The final area of learning I want to talk about is somewhat of an inward focus. There is a lot of value in writing down ideas in long form. I try to spend a fair amount of time thinking about the "why" behind things that we do. Without a solid purpose behind our actions, we’re simply checking items off a to-do list for the sake of checking off boxes. We want to think about the "why" as often as possible. A great way to do this is to explain something to yourself in writing.
I discovered the value of this while living and breathing code early in my development days. In the early 2000s I was spending quite a bit of time working in Flash. I spent a lot of time on the flashkit.com message board and eventually was even a moderator in a couple of the forums. It was there that I learned the value of explaining a problem when I was stuck in rut.
There was a pattern behind it all. I would hit a wall in Actionscript or something else in Flash and I would crack open my books to see if I could find an answer under my one or two word topic. I would search the web for others solving the same problem, again using the same one or two words. I would similarly search the Flash Kit forums. After no results I’d start a new thread looking for help.
It was through the process of describing the problem and how I got there that I would realize my approach to finding the solution was flawed.
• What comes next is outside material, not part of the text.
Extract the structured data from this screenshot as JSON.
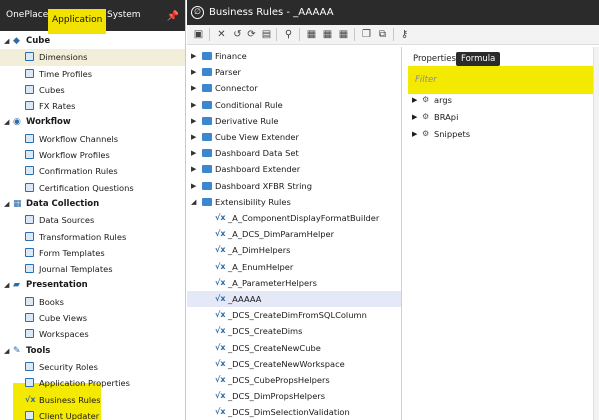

A paragraph or two into writing, I often found myself thinking, "Wow. I really shouldn’t be doing it this way." or "Did I seriously overwrite that object’s value?" I probably didn’t submit a third of the forum threads I started because I solved my own problem through the exercise of writing it out.
Similarly, writing about business processes or ideas helps bring out the "why" of what we’re doing. I’m willing to bet that as I write more posts in this series of "How we roll," I’ll realize that some of the things we do can be tweaked and improved. There have been times where I wrote a technical article and then realized I could have coded cleaner or better.
Writing encourages self-reflection and learning. We encourage this practice within our team. Throughout this year you’ll see various members of our team writing about things we do. Most of the time it’s a fairly selfish effort. We want to learn from these reflective opportunities. We also want to learn from the discussions that publishing these reflections ignites.
This college dropout loves to learn. Whether from books and podcasts, interviews and self-reflection or even children and grandparents, I appreciate the many sources for learning that exist. I encourage you to seek them out and consume as much information as you can.
To turn the table in my previously mentioned selfish fashion, I want to learn from you now. How do you push yourself to continue learning?